# Your assignment
Look through the lines below and copy each one that includes "Retailer".

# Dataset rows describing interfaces
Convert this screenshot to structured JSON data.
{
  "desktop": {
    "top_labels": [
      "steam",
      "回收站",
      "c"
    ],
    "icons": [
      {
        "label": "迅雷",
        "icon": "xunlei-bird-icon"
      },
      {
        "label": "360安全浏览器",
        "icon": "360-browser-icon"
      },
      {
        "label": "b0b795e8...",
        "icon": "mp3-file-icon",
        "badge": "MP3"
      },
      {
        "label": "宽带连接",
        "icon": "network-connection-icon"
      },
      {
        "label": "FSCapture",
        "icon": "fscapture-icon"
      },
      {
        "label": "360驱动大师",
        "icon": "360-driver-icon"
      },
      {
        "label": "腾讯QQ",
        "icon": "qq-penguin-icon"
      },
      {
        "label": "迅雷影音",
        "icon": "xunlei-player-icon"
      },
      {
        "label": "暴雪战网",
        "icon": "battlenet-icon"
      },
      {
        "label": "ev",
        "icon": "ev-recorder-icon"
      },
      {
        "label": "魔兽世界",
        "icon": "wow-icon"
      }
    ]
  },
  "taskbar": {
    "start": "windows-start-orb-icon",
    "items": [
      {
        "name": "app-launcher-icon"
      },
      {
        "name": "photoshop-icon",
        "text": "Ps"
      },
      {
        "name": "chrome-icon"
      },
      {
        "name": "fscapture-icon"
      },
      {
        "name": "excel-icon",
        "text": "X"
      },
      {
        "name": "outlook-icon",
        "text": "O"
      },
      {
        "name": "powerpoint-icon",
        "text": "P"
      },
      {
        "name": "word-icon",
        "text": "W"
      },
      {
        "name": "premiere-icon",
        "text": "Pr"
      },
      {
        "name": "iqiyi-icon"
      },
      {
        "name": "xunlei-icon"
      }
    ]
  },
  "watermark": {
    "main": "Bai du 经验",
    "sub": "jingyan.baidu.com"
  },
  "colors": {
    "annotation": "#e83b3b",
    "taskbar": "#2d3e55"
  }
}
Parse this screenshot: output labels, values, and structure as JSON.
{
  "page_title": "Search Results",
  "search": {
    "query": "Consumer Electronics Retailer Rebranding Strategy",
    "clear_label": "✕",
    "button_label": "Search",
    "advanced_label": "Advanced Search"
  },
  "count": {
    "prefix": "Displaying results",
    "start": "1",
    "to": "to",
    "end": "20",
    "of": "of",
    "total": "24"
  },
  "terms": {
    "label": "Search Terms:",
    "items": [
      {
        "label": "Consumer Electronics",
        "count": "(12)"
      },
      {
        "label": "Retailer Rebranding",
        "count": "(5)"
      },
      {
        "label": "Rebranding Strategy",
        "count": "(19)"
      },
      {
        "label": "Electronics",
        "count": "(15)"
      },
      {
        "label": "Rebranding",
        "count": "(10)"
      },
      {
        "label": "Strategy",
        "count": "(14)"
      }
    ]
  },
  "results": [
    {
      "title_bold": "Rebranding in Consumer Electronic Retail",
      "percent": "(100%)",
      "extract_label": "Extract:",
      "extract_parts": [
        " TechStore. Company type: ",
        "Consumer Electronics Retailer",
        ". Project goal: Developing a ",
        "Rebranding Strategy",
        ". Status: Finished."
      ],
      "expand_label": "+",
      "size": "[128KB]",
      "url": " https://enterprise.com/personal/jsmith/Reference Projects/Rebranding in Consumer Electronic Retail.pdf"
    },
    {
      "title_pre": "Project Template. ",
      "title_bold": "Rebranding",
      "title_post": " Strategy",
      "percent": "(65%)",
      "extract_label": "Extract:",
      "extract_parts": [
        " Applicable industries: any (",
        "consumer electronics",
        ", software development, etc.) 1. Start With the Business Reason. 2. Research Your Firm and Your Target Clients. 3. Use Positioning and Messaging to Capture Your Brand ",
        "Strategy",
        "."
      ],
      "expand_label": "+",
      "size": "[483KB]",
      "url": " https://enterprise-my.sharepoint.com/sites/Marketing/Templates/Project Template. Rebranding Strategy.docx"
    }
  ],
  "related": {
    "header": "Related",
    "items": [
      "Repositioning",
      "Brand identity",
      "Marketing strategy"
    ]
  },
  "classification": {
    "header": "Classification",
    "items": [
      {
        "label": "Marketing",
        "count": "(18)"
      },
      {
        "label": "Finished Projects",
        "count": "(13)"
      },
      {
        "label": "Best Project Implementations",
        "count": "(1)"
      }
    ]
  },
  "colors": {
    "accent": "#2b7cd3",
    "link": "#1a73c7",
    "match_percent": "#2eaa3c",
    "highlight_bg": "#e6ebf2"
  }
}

# Result below
    "query": "Consumer Electronics Retailer Rebranding Strategy",
        "label": "Retailer Rebranding",
        "Consumer Electronics Retailer",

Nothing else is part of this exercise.